● TO DO
With the images omitted, return all of the entries exactly as they stand.

Segment Start: MATERIAL SHOWN

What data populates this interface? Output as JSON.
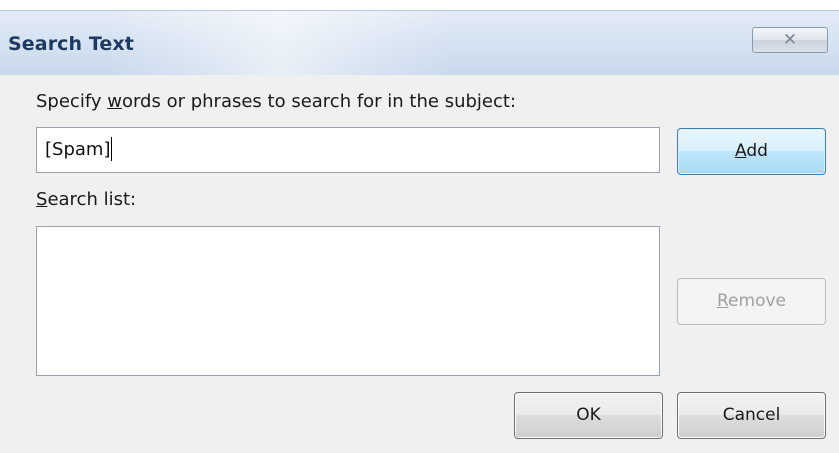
{
  "dialog": {
    "title": "Search Text",
    "close_icon": "close-icon",
    "close_glyph": "✕"
  },
  "form": {
    "words_label_prefix": "Specify ",
    "words_label_access": "w",
    "words_label_suffix": "ords or phrases to search for in the subject:",
    "search_value": "[Spam]",
    "search_list_label_access": "S",
    "search_list_label_suffix": "earch list:",
    "search_list_items": []
  },
  "buttons": {
    "add_access": "A",
    "add_suffix": "dd",
    "remove_access": "R",
    "remove_suffix": "emove",
    "ok_label": "OK",
    "cancel_label": "Cancel"
  },
  "colors": {
    "title_text": "#1e3a63",
    "title_bar": "#d6e3f2",
    "dialog_bg": "#f0f0f0",
    "add_button_accent": "#bee6fd",
    "disabled_text": "#a0a0a0"
  }
}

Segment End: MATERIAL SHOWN

● RESULT BELOW
What data populates this interface? Output as JSON.
{
  "dialog": {
    "title": "Search Text",
    "close_icon": "close-icon",
    "close_glyph": "✕"
  },
  "form": {
    "words_label_prefix": "Specify ",
    "words_label_access": "w",
    "words_label_suffix": "ords or phrases to search for in the subject:",
    "search_value": "[Spam]",
    "search_list_label_access": "S",
    "search_list_label_suffix": "earch list:",
    "search_list_items": []
  },
  "buttons": {
    "add_access": "A",
    "add_suffix": "dd",
    "remove_access": "R",
    "remove_suffix": "emove",
    "ok_label": "OK",
    "cancel_label": "Cancel"
  },
  "colors": {
    "title_text": "#1e3a63",
    "title_bar": "#d6e3f2",
    "dialog_bg": "#f0f0f0",
    "add_button_accent": "#bee6fd",
    "disabled_text": "#a0a0a0"
  }
}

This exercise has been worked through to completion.